• _Task description_: Report all lines of the records that contain "Market".

[App and web page records]
┄┄┄┄┄┄┄┄┄┄┄┄┄┄┄┄┄┄┄┄

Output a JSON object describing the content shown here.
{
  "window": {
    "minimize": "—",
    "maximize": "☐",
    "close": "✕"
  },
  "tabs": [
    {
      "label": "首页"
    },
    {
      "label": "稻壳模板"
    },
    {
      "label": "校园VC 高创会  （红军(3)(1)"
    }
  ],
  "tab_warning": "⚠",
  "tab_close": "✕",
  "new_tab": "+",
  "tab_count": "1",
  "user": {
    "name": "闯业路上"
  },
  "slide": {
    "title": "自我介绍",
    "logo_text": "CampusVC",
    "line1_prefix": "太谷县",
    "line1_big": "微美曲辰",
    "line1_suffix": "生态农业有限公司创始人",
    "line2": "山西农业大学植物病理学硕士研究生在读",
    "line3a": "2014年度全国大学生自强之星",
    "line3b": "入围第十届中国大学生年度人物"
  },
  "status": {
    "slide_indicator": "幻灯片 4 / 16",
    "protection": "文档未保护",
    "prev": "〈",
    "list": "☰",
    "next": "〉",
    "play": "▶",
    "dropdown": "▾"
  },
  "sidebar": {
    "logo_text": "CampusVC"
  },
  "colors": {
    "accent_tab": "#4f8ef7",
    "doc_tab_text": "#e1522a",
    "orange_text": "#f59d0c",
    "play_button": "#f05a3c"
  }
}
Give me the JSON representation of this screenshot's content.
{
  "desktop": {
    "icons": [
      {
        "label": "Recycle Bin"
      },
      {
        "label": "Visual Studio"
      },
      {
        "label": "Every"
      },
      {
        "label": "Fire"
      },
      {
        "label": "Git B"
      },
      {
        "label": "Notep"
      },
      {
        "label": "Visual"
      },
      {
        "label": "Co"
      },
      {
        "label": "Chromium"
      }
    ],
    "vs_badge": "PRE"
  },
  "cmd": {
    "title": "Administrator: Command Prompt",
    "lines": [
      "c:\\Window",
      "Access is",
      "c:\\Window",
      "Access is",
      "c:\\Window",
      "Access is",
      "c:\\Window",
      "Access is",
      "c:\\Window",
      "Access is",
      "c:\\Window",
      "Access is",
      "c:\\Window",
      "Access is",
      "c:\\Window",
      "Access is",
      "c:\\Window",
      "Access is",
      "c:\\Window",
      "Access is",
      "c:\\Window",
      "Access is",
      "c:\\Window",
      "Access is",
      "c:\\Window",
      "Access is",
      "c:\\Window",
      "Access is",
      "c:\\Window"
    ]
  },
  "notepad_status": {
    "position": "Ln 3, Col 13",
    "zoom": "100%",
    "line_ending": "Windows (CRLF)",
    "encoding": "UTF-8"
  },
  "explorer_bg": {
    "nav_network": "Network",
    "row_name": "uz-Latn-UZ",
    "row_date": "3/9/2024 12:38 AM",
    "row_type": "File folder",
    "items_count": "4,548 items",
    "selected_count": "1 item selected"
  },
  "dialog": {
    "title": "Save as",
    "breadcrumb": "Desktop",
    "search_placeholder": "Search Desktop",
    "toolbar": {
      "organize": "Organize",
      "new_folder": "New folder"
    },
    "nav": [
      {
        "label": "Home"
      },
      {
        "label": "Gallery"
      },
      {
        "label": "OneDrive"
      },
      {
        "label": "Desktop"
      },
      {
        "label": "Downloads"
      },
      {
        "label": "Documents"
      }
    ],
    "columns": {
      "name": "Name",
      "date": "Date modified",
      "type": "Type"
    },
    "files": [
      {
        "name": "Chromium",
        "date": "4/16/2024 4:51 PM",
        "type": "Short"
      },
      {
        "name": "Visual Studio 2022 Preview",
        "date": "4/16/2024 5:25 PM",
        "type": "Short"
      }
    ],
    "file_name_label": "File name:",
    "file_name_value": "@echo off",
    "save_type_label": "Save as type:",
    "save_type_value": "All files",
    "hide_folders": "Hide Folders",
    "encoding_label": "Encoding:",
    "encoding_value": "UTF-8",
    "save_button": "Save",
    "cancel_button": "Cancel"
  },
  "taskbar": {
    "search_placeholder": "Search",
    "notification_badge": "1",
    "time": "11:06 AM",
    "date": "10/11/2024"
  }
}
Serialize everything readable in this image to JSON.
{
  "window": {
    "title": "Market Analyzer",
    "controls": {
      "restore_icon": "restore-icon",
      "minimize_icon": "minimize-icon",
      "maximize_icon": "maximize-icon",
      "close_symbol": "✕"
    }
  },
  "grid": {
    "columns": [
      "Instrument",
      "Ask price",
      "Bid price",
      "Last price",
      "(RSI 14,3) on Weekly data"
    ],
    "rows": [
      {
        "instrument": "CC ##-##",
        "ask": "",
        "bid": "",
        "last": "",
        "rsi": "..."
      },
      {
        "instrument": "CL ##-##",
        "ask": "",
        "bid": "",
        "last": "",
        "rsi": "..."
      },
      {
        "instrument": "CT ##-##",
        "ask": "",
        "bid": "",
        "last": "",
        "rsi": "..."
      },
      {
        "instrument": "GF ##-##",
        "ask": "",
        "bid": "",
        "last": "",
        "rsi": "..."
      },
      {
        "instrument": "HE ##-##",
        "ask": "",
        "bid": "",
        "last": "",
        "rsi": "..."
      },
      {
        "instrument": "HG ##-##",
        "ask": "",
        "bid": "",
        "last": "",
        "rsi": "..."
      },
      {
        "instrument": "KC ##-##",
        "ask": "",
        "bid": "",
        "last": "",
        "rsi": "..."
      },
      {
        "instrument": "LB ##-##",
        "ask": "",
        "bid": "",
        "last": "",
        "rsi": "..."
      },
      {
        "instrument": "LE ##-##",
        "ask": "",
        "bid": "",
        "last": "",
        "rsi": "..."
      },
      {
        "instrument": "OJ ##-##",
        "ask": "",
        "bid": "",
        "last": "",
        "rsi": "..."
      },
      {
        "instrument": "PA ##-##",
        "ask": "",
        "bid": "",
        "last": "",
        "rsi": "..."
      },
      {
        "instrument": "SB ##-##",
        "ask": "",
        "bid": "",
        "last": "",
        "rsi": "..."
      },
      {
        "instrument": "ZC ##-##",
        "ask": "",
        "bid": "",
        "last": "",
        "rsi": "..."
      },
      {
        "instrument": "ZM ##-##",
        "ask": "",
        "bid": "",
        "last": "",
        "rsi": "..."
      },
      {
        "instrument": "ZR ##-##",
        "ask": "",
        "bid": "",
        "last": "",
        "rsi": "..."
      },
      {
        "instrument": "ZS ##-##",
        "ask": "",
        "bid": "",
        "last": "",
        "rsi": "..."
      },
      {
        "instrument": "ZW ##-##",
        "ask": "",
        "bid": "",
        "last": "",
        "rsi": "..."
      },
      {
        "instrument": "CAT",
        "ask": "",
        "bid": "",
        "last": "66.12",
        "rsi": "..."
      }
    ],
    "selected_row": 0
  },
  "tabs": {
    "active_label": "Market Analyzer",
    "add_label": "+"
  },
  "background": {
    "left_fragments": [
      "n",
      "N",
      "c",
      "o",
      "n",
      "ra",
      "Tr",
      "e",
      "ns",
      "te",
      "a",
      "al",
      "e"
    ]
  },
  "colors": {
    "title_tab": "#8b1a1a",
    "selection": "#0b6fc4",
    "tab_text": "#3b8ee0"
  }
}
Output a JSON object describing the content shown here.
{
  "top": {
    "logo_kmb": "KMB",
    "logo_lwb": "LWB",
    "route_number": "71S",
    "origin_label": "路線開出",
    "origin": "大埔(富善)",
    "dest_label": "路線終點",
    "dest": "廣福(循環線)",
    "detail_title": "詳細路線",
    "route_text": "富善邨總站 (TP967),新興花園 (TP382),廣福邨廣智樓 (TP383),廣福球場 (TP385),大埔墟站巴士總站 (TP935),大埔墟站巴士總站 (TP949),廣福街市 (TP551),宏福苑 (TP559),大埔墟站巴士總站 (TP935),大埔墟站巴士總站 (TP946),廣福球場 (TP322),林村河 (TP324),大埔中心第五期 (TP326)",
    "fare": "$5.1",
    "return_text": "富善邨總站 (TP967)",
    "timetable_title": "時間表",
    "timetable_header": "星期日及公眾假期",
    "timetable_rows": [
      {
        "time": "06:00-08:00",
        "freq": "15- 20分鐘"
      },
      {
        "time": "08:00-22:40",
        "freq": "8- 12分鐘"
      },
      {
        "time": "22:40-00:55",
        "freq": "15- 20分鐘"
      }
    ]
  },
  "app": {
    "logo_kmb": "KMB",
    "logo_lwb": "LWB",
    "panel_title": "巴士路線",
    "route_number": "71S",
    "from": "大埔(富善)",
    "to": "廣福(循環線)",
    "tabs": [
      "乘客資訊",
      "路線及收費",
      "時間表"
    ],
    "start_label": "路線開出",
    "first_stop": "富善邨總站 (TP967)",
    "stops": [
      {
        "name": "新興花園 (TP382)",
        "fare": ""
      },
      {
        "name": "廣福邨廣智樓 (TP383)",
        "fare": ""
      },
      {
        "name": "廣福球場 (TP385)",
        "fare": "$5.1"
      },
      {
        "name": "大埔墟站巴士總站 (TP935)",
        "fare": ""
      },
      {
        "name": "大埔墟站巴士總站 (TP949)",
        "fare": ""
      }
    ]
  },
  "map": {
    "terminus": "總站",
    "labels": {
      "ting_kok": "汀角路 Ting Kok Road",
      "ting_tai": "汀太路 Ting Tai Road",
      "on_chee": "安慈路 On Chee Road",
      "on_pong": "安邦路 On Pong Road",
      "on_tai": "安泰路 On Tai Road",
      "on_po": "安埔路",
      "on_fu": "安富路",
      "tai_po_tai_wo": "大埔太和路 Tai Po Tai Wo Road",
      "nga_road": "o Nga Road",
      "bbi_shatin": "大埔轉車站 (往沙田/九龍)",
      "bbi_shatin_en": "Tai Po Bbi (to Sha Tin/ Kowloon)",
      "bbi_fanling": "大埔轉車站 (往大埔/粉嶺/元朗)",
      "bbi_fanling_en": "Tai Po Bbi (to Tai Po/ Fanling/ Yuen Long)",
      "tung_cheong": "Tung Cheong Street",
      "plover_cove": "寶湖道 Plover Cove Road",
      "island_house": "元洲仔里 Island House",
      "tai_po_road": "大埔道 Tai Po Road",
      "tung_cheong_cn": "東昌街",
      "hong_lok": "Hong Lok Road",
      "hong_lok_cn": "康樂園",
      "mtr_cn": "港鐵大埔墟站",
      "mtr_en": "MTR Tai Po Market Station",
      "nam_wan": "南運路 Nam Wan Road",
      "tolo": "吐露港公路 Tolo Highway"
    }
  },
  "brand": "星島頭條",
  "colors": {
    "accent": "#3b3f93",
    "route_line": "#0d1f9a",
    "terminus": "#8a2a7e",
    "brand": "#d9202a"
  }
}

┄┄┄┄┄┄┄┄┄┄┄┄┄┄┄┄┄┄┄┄

• _Response box_:
    "title": "Market Analyzer",
    "active_label": "Market Analyzer",
      "mtr_en": "MTR Tai Po Market Station",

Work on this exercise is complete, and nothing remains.